[Component data from apps and pages]
# # # #

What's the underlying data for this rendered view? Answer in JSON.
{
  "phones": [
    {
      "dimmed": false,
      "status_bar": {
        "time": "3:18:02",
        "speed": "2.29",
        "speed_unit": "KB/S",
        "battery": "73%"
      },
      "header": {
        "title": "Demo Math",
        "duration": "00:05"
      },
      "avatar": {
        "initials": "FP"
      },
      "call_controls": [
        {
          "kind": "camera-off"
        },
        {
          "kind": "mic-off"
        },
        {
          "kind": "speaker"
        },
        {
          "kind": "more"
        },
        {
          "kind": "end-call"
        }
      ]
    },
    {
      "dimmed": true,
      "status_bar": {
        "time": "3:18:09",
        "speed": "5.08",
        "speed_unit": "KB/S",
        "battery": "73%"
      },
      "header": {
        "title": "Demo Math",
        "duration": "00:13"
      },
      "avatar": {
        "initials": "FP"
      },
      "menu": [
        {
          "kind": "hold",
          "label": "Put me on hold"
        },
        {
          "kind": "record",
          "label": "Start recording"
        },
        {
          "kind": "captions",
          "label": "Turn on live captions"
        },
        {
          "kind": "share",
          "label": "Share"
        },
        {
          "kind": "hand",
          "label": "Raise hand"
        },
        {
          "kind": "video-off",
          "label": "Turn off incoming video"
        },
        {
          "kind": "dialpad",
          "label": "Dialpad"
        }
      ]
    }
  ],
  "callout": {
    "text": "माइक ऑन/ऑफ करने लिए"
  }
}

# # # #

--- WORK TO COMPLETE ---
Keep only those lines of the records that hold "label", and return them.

--- ANSWER FOR THE TASK ---
          "label": "Put me on hold"
          "label": "Start recording"
          "label": "Turn on live captions"
          "label": "Share"
          "label": "Raise hand"
          "label": "Turn off incoming video"
          "label": "Dialpad"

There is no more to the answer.